# Material supplied:
____________

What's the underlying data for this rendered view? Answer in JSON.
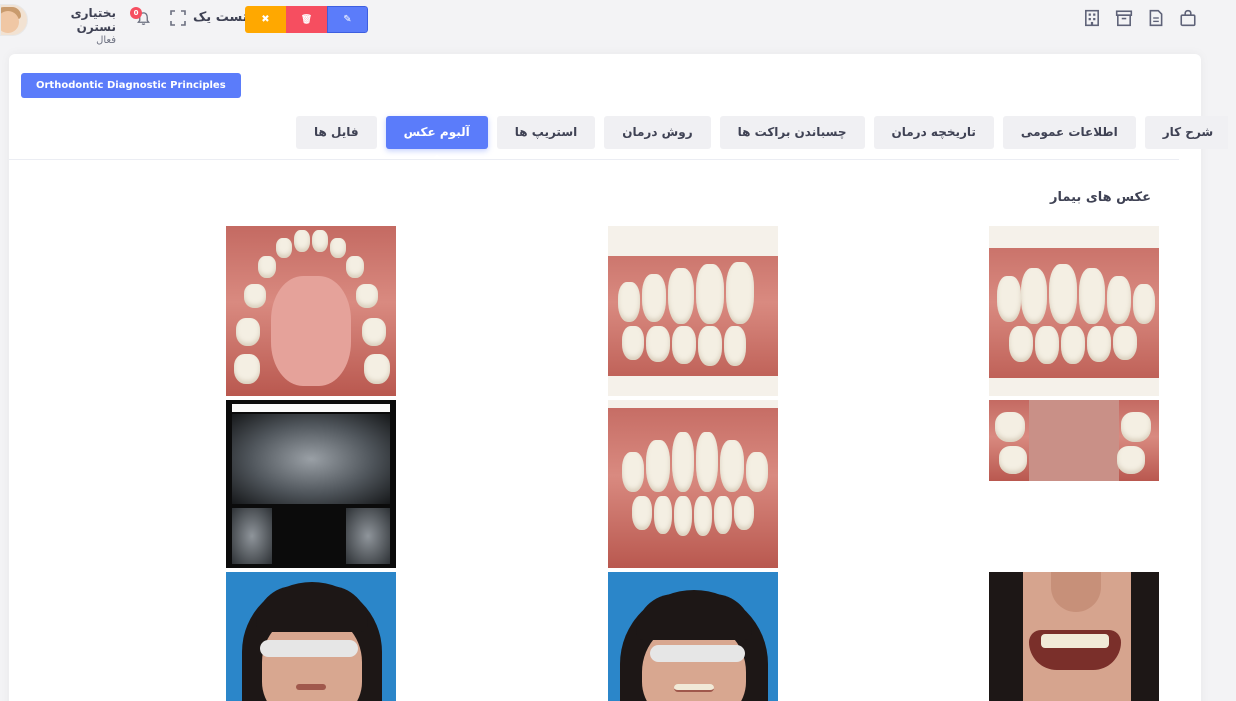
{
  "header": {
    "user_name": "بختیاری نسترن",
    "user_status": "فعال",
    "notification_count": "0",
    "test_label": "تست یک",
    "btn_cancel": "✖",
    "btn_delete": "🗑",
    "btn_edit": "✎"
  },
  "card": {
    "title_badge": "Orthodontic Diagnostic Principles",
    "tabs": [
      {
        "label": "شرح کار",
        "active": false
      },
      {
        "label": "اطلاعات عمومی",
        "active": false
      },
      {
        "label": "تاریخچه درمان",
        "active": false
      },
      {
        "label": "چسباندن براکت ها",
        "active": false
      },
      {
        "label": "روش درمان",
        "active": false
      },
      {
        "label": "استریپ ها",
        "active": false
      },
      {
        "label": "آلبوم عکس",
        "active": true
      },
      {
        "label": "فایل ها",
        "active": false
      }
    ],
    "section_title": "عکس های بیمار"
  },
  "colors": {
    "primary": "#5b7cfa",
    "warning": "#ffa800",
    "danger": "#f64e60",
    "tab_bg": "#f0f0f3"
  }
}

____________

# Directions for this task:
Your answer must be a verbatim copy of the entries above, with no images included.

# Your solution:
What's the underlying data for this rendered view? Answer in JSON.
{
  "header": {
    "user_name": "بختیاری نسترن",
    "user_status": "فعال",
    "notification_count": "0",
    "test_label": "تست یک",
    "btn_cancel": "✖",
    "btn_delete": "🗑",
    "btn_edit": "✎"
  },
  "card": {
    "title_badge": "Orthodontic Diagnostic Principles",
    "tabs": [
      {
        "label": "شرح کار",
        "active": false
      },
      {
        "label": "اطلاعات عمومی",
        "active": false
      },
      {
        "label": "تاریخچه درمان",
        "active": false
      },
      {
        "label": "چسباندن براکت ها",
        "active": false
      },
      {
        "label": "روش درمان",
        "active": false
      },
      {
        "label": "استریپ ها",
        "active": false
      },
      {
        "label": "آلبوم عکس",
        "active": true
      },
      {
        "label": "فایل ها",
        "active": false
      }
    ],
    "section_title": "عکس های بیمار"
  },
  "colors": {
    "primary": "#5b7cfa",
    "warning": "#ffa800",
    "danger": "#f64e60",
    "tab_bg": "#f0f0f3"
  }
}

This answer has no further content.